For example, Flexahopper in October installed 508 large solar panels on the roof of its Lethbridge facility, allowing the company to begin producing about 35 to 40 per cent of its own power. “With our electrical savings in our bills, on a monthly basis, it basically covers the loan payment,” he said. “If it’s a cash-neutral proposition, and you’ve got a strong balance sheet and you can afford it, why would you not do it?”
At both firms, embedding sustainability into company culture has helped to reduce turnover and attract new talent. At Hop Compost, new employees have high expectations because of what the company does and what the mission is. “If we can’t back that story up, they’re immediately unhappy,” said Perry. They need to prove that they’re successfully executing on all the things they advertise, which is helped by internal metrics and benchmarking of impact.

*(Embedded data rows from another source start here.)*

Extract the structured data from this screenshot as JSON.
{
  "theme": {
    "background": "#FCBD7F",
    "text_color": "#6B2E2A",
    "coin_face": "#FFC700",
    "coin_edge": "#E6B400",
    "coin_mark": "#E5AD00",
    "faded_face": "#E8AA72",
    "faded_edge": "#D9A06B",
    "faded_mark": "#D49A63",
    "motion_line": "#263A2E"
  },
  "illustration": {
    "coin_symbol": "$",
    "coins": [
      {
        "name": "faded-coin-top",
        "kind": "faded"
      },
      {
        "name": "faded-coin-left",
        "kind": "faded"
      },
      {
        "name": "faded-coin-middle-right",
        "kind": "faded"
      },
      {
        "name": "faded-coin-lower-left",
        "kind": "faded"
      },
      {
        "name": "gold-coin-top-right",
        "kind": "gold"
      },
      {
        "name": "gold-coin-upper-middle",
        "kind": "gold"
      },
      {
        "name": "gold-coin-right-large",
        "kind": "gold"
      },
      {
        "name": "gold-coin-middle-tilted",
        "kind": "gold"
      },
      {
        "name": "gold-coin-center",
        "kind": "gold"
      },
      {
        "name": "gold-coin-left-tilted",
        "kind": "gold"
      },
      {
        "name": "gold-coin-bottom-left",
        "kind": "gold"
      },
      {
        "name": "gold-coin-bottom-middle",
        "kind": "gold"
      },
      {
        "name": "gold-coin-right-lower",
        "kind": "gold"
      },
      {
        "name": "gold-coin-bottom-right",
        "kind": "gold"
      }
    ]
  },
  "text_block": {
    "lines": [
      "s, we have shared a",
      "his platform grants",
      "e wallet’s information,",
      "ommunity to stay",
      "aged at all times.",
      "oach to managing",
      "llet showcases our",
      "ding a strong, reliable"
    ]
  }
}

Employee expectations in the job market have changed dramatically since Spenceley first got involved in Flexahopper, and companies that don’t adapt will fall behind in terms of recruitment. “When you try to recruit employees, especially when it comes to management and highly skilled individuals, they want to hear what you’re doing regarding sustainability,” said Spenceley. “A lot of companies, they may be able to say that ‘we recycle our cardboard,’ but we’re doing some big things that step well beyond that.”
With a wide range of competing sustainability priorities and limited resources, companies are often forced to prioritize which initiatives should be targeted first. For both Hop Compost and Flexahopper, the supply chain remains a key source of concern.
Hop Compost’s business model relies on large cleantech-oriented composting machines that are built in China, resulting in a large carbon footprint to deliver them across continents. The devices remain prohibitive to build in North America due to the high cost of stainless steel. “We just purchased the intellectual property, so now we’re looking into other options and can we source things more locally,” says Perry. “If not the entire machine, perhaps parts of it?”
Transportation is also a source of concern for Flexahopper, in particular delivering its goods to customers around the world. Spenceley would like to transport goods by rail as much as possible to reduce its carbon footprint, but has been frustrated by how much the business model for rail lines in Canada has shifted away from smaller numbers of bulk products towards mass quantities of oil and other commodities. “We’d like to see that change back,” says Spenceley.
The path forward for both companies will involve a mixture of innovation and collaboration because, as Perry told the audience, “This isn’t an easy journey, and no one quite has it figured out yet.”